Prospective memory

Einstein has spent his career studying memory and learning and how aging affects both.

His specialty is prospective memory – remembering to do things in the future. The earliest research in the field relied on surveys to ask people, for example, how good they were at remembering to pass a message to a friend.

With a colleague, Einstein developed a laboratory paradigm for studying prospective memory that is still being used today.

The testing allows objective comparisons, and one of its earliest findings was that prospective memory doesn’t automatically fade with age. When given a good memory cue, there’s little difference in prospective memory between the young and the old. But when asked to remember without the help of a cue, a significant age difference appears.

More recently, Einstein was working on ways to help younger students study more effectively. When the focus is shifted from rote memory to understanding concepts, students enjoy learning and get more out of their education.

He was testing study methods in which students read material, explain it back to themselves and connect it to something they already know. That work is continuing at Furman.

“Same amount of time, drastically different results,” Einstein says.

About that last name

And yes, he’s used to answering questions about his family connections.

“It’s a name that gets noticed,” he says.

Growing up, his grandfather told him the family was related to Albert Einstein. “But my father told me not to believe him,” he says.

It turns out his grandfather was right.

Albert was his third cousin, three times removed, or, if it’s easier to think of this way, his great-grandfather’s third cousin.

One of his standard opening lines for the first day of a new class was a reliable hit with students: “It’s not a close relationship, and I share very few genes in common.”

Of his many professional recognitions, Einstein is proudest of receiving the Association for Psychological Science Mentor Award, which “recognizes psychology researchers and educators who have shaped the future directions of science by fostering the careers of students and colleagues.”

Scullin considers himself a beneficiary of Einstein’s investment in the future.

At Baylor, he’s not trying to “be Gil,” which would only result in a bad version, he says. But in being himself, he’s trying to model what his teacher did.

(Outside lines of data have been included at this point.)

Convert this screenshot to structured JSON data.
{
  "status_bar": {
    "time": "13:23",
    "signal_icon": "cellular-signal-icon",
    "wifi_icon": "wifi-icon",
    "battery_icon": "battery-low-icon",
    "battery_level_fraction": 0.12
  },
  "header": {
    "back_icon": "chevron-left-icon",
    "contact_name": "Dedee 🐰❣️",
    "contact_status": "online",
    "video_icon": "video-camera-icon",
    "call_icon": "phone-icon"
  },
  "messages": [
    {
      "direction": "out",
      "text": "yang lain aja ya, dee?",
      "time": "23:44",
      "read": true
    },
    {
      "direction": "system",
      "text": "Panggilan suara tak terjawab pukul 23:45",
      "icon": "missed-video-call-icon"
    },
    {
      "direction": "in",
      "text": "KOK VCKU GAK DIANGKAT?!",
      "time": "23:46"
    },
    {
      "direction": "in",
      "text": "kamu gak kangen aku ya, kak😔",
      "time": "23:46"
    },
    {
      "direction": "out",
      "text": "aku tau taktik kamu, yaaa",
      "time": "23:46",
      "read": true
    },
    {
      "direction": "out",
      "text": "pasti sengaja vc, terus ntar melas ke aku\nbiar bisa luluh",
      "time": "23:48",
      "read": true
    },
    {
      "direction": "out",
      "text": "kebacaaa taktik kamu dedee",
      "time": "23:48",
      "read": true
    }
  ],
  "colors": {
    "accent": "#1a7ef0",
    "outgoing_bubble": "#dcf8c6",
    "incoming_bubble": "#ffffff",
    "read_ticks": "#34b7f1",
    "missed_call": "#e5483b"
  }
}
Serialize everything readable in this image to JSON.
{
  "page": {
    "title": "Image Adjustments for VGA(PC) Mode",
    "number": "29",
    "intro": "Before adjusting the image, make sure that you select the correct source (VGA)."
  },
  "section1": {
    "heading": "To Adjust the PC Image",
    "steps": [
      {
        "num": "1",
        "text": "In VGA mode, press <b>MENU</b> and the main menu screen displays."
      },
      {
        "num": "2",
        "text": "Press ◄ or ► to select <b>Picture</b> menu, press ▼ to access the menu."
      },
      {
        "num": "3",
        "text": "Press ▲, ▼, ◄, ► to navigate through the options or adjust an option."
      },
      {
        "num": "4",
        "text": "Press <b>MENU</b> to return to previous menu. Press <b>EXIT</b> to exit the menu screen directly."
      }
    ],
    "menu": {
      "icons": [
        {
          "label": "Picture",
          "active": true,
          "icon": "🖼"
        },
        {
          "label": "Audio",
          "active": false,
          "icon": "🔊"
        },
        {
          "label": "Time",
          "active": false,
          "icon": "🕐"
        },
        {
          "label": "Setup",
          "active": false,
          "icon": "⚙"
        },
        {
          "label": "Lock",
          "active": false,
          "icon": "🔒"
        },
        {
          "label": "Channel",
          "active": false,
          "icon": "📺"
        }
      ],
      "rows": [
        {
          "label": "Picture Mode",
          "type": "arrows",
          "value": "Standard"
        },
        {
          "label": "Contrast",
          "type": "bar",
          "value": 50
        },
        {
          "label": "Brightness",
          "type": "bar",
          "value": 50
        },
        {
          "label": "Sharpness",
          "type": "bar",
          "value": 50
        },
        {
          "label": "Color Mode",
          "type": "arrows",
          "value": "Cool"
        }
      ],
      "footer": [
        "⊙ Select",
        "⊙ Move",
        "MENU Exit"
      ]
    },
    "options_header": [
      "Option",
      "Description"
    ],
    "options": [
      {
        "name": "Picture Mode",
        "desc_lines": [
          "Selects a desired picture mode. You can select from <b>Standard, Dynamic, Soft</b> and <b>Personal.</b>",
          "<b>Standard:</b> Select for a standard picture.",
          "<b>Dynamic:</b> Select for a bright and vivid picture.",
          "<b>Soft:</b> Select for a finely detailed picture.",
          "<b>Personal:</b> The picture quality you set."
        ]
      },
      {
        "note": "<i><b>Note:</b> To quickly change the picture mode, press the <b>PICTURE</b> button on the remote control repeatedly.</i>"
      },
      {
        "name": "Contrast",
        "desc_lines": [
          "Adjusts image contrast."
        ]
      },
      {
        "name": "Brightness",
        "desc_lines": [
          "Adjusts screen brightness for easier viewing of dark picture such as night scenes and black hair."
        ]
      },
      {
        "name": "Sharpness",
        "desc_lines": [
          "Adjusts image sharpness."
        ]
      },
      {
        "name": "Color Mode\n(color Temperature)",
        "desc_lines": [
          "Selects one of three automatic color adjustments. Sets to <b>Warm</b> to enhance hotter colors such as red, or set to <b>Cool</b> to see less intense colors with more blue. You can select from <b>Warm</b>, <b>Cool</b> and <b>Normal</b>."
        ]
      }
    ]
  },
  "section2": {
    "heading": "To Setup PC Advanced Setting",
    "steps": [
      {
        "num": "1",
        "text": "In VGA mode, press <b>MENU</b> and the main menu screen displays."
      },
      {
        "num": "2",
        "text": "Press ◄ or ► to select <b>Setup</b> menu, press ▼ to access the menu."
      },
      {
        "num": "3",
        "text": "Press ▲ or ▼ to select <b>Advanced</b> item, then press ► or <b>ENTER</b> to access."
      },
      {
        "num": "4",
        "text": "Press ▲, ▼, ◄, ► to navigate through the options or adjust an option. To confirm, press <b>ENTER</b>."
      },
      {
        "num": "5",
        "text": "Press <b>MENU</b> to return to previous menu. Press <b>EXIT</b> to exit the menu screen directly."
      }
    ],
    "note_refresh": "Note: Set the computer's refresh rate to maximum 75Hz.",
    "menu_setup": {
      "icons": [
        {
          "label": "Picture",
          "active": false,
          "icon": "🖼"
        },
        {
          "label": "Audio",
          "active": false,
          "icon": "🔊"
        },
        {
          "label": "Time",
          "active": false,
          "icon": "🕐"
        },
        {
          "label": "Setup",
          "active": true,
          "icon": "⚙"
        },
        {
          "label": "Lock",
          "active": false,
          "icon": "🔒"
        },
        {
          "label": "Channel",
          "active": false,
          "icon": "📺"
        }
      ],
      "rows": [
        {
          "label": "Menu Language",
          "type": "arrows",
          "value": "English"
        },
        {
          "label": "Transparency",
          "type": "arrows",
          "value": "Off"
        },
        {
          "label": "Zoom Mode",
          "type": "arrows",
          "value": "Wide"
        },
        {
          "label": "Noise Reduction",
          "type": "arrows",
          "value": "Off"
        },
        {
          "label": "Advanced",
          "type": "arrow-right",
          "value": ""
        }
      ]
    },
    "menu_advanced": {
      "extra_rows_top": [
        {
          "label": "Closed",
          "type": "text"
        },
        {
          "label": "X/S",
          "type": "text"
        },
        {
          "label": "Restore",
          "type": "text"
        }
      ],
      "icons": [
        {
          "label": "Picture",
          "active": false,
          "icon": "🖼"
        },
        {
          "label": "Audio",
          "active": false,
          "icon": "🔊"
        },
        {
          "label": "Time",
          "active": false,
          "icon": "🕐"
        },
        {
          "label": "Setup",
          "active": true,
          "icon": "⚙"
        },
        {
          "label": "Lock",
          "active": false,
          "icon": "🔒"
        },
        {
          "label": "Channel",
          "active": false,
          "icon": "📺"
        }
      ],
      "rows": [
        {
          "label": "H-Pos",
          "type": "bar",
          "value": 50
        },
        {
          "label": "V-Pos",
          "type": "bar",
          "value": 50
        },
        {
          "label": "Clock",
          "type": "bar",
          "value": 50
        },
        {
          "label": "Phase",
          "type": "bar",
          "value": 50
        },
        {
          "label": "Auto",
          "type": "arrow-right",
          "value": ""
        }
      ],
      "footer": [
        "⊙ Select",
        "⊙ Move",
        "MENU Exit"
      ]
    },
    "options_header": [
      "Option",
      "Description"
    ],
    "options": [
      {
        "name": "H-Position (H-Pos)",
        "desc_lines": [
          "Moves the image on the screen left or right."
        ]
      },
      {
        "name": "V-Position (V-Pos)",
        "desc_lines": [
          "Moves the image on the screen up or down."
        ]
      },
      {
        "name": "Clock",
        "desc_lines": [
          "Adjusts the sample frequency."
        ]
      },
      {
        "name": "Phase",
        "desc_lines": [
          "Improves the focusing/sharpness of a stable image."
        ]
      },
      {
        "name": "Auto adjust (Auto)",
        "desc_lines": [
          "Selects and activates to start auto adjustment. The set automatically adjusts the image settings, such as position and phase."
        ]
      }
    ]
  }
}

 “I’ve, as often as possible, tried to apply Gil’s approach, the mentoring, that was so effective for me,” he says.